Ray Curran and Dan Spada Are Volunteers of the Year
The Adirondack Land Trust recognized two scientists as 2021 Volunteers of the Year for their work to engage people in conservation through natural history.
Friends Ray Curran and Dan Spada are volunteers together in many endeavors, including the Northern Forest Atlas, Adirondack Botanical Society, Adirondack Orchid Survey, New York Flora Association, Northern Current music festival, and the Adirondack Land Trust.
Both were introduced to the Adirondacks as students at SUNY College of Environmental Science and Forestry, where they studied plant ecology and bryology with educator and conservationist Dr. Edwin H. Ketchledge. Later Dan and Ray worked together as scientists and leaders of the Adirondack Park Agency natural resource technical division. Ray retired in 2004 after 34 years of state service; Dan followed in 2012 after 28 years.
For many years, but especially during the Covid pandemic, Ray and Dan helped the Adirondack Land Trust scout, plan and lead natural-history field trips to get people excited about conservation through knowledge of the Adirondack landscape.

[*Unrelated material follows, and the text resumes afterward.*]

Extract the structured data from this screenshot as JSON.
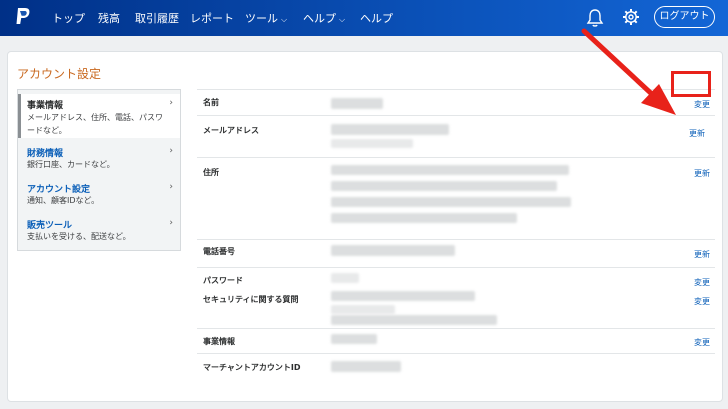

“To me it is so very important to connect people with ‘the place,’ to ensure long-lasting conservation and preservation,” Ray said. “I like to lend my technical knowledge to help people of all skill levels understand and appreciate nature in all its complexity and beauty. It’s very enjoyable for me and keeps my knowledge up to date, my mind and body young, as I interpret for others.”
“We all develop skills throughout life; sharing them with others is socially important and personally and professionally satisfying,” Dan said. “Learning about the natural history of the land is an endlessly fascinating quest for understanding of the natural systems within which we are embedded.”
Ray and Dan have also helped land trust staff better understand the places they protect and consider management options. With the Adirondack Botanical Society, they located a candidate for state champion white spruce on a land trust property in the town of Jay. The record has been submitted to New York State’s Big Tree Register.
White Spruce is an ecologically important and often overlooked native species found in the High Peaks region only in scattered stands in a few valleys. Farther north, white spruce is a common circumpolar species and one of the last trees at timberline, where the boreal forest grades into arctic tundra. One way to tell white spruce from more common red and black spruce: look at the twigs with a hand lens. They are a pale gray color and smooth, not minutely hairy like red and black. Also, crush some needles and take a sniff. You’ll understand why woods workers call it cat spruce.
To learn about volunteer opportunities with the Adirondack Land Trust, please see adirondacklandtrust.org/About-Us/Volunteer or contact email@example.com
Caption: Dan Spada (left) and Ray Curran explore a first-growth Adirondack forest. Photograph by Mary Thill/Adirondack Land Trust